After all, colors are one of the most important methods to get the desired effect with your data visualization.
2. Leverage dark and light when necessary
Sometimes your chart design will require a combination that is considered unsuitable for those who are color blind. In cases where you must use combinations like red and green, it’s highly recommended that you leverage a dark vs. light combination.
What you may not know is that people with CVD do not have a problem with the color value, but with the color hue. Therefore, if you present your information in light and dark colors, color blind people will be able to distinguish between the two, even if they see them both as brown.
Choosing a different color value is your sure way of delivering the information properly.
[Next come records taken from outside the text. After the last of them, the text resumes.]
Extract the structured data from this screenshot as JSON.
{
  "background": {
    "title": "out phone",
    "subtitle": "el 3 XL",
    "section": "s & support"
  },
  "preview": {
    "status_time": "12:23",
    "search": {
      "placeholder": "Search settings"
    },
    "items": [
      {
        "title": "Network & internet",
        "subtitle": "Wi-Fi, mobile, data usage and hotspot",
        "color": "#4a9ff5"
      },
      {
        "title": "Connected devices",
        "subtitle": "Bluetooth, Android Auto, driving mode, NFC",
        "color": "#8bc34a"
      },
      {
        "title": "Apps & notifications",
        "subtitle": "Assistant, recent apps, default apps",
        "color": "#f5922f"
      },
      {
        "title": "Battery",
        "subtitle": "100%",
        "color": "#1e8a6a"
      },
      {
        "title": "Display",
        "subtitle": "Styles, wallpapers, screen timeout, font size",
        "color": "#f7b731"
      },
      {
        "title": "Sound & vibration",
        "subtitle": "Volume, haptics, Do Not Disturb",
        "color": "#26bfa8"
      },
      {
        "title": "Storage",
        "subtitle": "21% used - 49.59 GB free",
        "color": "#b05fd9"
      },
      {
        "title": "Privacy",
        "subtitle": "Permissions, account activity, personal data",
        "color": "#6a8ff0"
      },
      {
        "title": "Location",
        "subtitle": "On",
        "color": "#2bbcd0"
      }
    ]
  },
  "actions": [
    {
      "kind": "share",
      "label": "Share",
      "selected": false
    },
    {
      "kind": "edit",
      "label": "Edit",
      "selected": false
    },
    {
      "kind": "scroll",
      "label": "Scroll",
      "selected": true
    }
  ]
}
Almost everyone in the world can differentiate between colors that are very light and very dark, so if you have to use a combination of red and green, try using really light green and very dark red.
3. Think of alternatives for distinguishing information
Aside from using different color values, you can always think of alternatives that help you distinguish the information.
People with CVD have troubles with distinguishing certain colors, but can perceive the information if it’s visualized using things such as icons, labels, directional arrows or other indicators that are not closely related to coloring.
When you use colors that present an issue with one or more types of CVD, it is best to add one of these alternatives to the chart’s data visualization. In this way, you could still use the combination of colors you want and people will still be able to see the emphasized things and differences you want to present.
Create multiple versions of the same chart
Another option is to create two versions of your charts: one with your original color scheme and a second version with a color blind friendly palette. That way, you will still be able to create an eye-catching design, while also ensuring that anyone can see read the chart.
That’s not all. There are also many plugins and programs that can help you optimize your charts for the color blind. Try using plugins such as “No Coffee” on Chrome or Color Brewer as a free tool.
Are you still unsure about using color blind friendly palettes?
If you think a color blind friendly palette damages the design of your chart, remember these two key tips:
- Use contrasting dark and light colors.
- Use patterns and symbols.
If you make graphs and charts with the goal of sharing information, you can easily enable complete comprehension from color blind readers. The only thing you have to do is put in a conscious effort when using the colors for your charts.